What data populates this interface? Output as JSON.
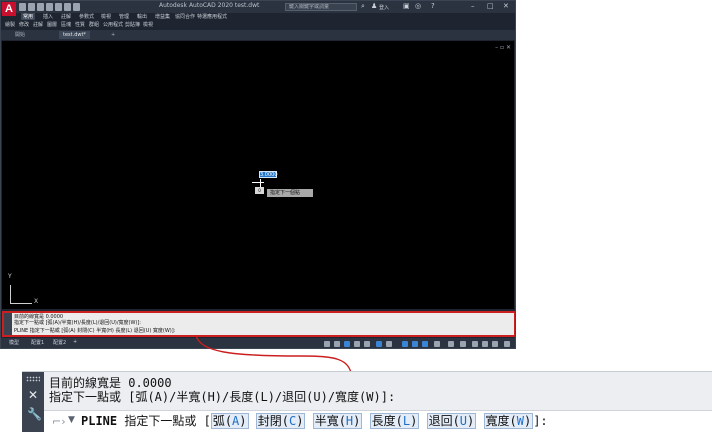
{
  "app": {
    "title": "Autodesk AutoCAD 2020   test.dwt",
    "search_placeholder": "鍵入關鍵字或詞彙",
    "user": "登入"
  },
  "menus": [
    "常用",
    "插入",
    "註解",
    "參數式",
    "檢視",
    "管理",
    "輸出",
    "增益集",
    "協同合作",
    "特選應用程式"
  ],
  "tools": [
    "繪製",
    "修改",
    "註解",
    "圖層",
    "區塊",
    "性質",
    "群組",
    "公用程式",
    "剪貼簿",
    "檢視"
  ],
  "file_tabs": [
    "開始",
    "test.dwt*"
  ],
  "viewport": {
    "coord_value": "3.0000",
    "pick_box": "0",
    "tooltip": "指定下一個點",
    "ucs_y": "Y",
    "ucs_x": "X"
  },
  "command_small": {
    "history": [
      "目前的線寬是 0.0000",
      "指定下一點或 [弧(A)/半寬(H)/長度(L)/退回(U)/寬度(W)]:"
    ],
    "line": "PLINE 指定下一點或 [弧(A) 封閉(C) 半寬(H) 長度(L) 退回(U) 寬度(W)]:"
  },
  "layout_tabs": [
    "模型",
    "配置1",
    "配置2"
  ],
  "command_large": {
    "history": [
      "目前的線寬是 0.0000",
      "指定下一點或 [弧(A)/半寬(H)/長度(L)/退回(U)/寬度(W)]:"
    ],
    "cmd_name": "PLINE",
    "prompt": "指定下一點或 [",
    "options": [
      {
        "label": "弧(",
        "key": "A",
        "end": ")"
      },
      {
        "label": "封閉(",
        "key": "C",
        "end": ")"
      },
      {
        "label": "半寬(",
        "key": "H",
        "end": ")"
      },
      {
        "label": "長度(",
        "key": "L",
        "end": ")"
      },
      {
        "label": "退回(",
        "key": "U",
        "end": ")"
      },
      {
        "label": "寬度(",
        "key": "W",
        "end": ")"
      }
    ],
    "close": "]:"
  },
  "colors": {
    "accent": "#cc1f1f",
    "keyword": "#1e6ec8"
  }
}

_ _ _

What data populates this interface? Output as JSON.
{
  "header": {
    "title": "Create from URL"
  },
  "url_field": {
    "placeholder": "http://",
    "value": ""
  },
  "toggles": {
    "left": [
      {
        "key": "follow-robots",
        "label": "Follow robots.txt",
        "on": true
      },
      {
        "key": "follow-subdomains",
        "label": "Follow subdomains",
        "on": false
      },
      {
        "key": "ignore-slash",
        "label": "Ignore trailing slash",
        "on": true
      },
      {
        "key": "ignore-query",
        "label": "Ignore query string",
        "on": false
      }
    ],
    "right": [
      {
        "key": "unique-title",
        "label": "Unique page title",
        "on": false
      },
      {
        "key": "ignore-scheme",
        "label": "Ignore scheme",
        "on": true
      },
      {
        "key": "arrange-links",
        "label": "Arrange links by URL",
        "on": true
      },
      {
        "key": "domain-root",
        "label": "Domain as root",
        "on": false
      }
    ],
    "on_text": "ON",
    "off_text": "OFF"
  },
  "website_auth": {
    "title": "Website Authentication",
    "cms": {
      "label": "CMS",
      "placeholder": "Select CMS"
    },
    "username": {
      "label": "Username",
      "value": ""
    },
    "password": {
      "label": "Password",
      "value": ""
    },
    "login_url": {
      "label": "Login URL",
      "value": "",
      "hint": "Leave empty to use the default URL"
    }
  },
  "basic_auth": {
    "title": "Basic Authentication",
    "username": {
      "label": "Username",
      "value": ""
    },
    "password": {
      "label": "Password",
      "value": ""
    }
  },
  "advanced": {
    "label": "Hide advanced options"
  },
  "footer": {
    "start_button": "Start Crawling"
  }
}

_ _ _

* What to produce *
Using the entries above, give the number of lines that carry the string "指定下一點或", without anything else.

* Answer space *
4